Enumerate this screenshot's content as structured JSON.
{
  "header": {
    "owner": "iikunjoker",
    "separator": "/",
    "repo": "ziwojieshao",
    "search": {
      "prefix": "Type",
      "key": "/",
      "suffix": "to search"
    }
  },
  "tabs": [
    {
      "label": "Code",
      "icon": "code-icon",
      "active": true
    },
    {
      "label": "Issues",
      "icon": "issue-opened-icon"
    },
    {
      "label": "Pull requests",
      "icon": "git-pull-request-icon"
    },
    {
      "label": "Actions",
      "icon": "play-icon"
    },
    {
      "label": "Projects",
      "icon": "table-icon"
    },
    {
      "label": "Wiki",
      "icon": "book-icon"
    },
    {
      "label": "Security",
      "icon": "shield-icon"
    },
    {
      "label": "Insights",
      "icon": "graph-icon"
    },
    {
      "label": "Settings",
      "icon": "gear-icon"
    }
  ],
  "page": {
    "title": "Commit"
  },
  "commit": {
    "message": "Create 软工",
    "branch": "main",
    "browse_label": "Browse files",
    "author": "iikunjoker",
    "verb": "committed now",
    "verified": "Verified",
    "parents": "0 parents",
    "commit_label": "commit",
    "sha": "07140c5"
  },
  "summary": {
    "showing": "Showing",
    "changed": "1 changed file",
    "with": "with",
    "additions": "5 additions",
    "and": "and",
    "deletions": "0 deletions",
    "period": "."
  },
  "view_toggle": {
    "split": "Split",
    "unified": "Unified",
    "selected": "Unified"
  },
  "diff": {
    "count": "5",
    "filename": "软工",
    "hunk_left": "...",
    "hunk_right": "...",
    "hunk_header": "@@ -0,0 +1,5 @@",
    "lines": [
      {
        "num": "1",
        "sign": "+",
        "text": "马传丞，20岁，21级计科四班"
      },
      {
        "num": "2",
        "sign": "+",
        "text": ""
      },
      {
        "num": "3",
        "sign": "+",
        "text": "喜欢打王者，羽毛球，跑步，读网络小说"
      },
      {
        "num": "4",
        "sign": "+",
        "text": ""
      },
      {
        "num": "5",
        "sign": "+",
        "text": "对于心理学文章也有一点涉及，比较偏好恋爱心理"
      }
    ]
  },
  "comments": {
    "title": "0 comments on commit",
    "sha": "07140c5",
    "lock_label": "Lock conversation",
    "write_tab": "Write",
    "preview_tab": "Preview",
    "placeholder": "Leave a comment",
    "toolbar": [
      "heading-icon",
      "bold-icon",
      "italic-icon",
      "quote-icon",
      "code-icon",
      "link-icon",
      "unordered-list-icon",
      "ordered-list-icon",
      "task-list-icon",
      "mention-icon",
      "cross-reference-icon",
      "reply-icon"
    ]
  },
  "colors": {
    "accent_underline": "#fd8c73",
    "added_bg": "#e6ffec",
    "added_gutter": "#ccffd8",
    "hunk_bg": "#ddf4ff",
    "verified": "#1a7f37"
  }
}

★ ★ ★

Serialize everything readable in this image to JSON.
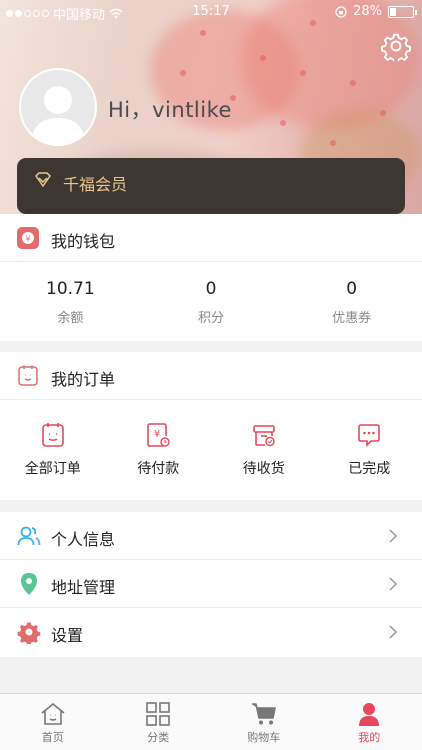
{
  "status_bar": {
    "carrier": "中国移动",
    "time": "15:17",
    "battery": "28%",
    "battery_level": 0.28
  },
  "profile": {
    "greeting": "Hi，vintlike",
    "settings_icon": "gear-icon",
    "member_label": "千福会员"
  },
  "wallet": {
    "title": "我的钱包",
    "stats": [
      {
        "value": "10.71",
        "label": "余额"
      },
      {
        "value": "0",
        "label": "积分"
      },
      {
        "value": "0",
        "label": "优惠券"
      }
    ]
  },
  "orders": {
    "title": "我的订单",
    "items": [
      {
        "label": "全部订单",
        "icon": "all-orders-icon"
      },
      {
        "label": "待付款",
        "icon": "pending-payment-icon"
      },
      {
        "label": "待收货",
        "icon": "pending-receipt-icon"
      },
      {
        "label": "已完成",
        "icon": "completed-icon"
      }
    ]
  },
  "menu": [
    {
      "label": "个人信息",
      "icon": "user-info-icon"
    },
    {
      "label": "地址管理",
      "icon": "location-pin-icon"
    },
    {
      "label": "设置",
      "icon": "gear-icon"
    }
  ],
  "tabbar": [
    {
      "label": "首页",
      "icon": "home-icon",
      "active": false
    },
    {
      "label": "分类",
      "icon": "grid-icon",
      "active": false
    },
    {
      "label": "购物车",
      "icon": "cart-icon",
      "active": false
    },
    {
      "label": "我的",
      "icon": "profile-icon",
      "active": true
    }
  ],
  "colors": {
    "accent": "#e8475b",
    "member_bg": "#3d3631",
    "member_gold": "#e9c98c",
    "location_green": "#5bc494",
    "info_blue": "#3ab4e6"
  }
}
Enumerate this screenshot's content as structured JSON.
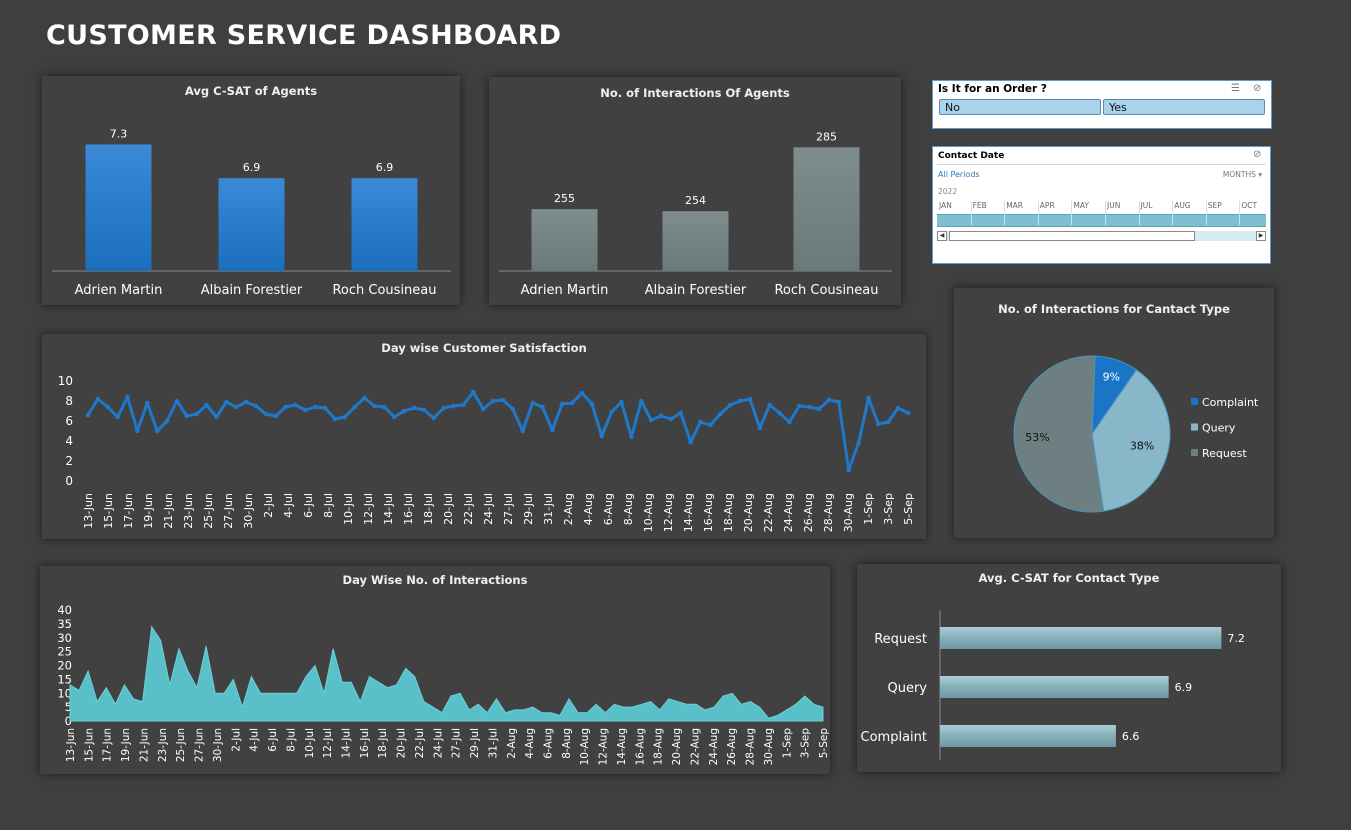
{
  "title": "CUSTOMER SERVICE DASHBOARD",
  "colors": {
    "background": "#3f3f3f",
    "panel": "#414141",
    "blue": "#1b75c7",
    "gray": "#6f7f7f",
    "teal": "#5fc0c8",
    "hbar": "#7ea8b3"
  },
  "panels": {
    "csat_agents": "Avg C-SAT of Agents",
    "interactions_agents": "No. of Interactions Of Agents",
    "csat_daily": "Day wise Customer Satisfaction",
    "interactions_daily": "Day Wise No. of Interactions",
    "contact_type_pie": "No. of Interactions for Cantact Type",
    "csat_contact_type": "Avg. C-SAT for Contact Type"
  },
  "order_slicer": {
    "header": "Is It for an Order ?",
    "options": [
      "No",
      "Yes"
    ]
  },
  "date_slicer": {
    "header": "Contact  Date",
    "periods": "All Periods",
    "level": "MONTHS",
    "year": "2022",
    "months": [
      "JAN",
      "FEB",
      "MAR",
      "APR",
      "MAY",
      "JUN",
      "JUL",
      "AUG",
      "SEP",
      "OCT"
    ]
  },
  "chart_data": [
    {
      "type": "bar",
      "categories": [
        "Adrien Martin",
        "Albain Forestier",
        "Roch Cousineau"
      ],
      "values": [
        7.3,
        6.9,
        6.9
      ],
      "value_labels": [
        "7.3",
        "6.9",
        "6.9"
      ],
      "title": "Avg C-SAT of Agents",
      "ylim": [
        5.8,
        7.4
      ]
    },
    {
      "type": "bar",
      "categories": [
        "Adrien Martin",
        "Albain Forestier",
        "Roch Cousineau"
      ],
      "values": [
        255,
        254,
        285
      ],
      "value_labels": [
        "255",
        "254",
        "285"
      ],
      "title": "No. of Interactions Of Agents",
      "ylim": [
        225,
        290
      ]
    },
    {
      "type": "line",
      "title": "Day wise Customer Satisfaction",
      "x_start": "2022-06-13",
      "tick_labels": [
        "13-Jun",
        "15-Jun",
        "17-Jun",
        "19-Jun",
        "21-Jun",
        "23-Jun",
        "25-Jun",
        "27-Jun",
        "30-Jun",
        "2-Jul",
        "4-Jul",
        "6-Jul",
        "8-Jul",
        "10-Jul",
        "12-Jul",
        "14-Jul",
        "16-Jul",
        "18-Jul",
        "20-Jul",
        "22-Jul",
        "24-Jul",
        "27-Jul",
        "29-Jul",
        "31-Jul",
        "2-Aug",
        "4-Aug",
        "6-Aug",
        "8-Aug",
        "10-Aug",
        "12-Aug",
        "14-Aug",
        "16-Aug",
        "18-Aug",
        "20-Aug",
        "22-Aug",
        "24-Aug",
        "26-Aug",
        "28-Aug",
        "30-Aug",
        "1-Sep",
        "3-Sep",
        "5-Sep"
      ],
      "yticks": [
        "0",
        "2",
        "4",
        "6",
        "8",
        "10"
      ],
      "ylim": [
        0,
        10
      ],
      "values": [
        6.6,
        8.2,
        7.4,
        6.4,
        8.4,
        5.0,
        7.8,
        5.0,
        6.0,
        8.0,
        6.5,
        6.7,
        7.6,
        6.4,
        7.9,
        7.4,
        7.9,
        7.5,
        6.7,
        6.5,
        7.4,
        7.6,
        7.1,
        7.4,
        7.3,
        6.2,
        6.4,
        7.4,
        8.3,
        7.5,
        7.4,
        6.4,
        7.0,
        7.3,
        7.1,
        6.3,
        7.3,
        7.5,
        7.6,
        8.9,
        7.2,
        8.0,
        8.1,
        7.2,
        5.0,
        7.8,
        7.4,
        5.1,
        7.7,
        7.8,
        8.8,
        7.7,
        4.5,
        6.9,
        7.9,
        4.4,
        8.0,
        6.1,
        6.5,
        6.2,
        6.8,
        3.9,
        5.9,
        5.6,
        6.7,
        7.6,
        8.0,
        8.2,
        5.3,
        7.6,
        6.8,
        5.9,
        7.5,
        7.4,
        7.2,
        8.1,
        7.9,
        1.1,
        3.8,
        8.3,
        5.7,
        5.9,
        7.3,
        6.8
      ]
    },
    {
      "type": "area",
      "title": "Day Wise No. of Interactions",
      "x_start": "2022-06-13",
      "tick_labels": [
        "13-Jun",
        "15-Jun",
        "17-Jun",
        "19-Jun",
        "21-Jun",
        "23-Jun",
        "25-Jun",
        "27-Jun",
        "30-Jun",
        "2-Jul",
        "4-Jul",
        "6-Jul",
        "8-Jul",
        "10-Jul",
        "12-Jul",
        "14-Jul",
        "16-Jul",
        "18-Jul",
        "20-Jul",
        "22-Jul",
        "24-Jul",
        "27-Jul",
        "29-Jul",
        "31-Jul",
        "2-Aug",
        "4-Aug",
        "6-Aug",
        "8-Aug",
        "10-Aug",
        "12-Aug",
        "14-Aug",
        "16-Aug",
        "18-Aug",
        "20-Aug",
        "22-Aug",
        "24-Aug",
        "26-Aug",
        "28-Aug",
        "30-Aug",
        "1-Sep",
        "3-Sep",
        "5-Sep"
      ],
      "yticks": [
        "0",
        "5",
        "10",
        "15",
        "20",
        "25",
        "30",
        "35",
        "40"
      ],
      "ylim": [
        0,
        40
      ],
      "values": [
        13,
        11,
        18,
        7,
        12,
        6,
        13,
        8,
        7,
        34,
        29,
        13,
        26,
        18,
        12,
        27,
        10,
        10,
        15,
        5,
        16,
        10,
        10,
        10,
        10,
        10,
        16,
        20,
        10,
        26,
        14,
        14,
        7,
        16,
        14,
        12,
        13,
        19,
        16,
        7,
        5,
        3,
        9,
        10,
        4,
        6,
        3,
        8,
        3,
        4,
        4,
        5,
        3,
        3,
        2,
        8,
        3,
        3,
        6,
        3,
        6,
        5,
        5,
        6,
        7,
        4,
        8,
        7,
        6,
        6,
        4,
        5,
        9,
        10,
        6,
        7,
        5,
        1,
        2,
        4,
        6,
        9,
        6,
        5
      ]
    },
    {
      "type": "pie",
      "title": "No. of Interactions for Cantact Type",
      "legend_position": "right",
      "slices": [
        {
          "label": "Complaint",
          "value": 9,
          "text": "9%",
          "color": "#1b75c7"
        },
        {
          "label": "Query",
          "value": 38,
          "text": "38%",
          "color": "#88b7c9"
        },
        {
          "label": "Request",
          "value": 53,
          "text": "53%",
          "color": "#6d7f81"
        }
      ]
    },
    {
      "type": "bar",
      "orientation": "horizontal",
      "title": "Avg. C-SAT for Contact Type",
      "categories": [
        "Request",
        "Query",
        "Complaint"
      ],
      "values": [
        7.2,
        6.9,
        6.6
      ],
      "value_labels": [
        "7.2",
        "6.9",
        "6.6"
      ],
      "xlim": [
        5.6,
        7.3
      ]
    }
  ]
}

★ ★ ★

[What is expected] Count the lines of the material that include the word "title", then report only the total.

[Result of the task] 11